» Work task
Your task is to find every line in the records that holds the string "pattonoswalt" and copy it.

Component data from apps and pages:
----------
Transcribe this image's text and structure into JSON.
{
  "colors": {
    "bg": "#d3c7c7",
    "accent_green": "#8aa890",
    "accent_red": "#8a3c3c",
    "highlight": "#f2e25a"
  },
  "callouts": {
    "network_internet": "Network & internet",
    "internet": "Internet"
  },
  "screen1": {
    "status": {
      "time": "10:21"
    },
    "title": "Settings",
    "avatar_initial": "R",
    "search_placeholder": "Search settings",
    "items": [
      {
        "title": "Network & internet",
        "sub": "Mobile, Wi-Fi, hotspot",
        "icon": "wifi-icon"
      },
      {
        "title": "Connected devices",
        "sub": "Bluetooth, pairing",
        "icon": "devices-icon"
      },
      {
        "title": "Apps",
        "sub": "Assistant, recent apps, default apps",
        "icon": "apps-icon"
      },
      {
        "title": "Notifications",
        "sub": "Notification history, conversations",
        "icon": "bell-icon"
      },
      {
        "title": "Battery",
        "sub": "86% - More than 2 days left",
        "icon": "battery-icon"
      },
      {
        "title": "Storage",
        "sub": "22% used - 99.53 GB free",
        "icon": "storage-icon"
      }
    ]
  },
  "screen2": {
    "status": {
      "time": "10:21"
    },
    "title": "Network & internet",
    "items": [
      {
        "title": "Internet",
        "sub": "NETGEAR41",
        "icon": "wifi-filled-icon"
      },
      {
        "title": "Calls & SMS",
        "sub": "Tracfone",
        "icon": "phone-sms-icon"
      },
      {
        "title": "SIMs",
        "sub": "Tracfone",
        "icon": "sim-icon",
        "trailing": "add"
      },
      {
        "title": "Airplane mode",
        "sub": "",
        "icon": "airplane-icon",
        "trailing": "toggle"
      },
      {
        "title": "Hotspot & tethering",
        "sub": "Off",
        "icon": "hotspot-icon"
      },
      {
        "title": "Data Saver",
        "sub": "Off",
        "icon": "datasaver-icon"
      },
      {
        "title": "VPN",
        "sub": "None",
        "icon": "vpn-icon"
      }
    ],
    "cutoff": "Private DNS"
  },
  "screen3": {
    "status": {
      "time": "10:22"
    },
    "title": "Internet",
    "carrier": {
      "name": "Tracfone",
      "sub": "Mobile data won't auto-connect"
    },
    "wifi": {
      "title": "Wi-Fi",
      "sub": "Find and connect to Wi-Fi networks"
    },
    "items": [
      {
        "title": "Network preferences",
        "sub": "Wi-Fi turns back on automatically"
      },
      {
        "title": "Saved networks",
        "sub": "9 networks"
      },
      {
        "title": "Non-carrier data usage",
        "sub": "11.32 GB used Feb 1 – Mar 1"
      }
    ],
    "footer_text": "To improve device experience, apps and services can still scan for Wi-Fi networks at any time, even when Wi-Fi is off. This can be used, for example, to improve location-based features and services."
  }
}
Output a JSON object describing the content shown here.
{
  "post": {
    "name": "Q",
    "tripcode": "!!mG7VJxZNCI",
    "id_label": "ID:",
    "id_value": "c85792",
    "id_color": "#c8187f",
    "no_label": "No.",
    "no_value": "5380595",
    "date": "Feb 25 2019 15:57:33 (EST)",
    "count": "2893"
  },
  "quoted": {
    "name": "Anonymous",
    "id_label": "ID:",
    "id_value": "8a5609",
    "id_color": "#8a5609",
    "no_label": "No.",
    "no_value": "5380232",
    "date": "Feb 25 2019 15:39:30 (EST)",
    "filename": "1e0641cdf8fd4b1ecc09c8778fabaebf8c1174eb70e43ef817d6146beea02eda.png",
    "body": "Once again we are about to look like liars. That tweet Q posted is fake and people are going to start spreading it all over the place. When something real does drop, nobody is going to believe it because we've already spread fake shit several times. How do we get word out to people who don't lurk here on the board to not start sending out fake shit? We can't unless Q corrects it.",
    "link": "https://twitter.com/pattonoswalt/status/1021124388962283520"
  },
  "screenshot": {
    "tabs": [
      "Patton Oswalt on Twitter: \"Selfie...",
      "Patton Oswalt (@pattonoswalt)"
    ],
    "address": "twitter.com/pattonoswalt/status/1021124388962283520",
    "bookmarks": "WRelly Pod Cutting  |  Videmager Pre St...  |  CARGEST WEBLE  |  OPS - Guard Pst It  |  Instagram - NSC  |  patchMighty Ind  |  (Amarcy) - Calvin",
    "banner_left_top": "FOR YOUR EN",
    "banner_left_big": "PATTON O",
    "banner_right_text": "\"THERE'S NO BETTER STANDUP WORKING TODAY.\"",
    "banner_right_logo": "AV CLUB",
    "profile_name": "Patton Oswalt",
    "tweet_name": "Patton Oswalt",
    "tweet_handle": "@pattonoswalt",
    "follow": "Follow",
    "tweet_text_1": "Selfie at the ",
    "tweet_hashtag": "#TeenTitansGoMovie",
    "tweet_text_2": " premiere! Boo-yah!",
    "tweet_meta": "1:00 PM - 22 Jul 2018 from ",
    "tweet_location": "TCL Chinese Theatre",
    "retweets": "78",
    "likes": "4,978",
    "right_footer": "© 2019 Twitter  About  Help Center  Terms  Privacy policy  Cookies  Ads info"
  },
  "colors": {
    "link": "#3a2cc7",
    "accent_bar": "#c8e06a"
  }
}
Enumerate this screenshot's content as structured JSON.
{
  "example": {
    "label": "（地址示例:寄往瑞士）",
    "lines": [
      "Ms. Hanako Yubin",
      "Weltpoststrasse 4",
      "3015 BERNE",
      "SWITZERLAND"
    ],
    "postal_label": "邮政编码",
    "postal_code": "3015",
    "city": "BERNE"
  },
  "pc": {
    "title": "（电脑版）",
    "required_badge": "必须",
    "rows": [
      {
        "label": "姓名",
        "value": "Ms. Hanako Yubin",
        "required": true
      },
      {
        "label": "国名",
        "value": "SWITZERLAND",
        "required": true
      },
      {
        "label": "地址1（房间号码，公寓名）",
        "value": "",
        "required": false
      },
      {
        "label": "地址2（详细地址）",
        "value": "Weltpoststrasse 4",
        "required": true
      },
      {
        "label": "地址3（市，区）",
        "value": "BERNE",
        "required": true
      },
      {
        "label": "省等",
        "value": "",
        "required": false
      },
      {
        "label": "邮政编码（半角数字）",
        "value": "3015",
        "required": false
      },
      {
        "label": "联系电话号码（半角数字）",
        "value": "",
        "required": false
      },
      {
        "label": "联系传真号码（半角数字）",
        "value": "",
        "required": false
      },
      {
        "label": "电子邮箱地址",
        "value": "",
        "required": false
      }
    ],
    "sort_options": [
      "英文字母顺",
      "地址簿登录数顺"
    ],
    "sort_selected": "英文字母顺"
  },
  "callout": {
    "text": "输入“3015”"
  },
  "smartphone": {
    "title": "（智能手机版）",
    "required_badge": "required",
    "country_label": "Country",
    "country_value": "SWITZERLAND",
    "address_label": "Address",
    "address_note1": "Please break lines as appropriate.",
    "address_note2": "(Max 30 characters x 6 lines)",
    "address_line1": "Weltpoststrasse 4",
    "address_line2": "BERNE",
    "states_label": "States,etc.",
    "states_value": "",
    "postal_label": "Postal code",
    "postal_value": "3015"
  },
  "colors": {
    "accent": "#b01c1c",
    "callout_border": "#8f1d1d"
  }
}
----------
» Written answer
    "link": "https://twitter.com/pattonoswalt/status/1021124388962283520"
      "Patton Oswalt (@pattonoswalt)"
    "address": "twitter.com/pattonoswalt/status/1021124388962283520",
    "tweet_handle": "@pattonoswalt",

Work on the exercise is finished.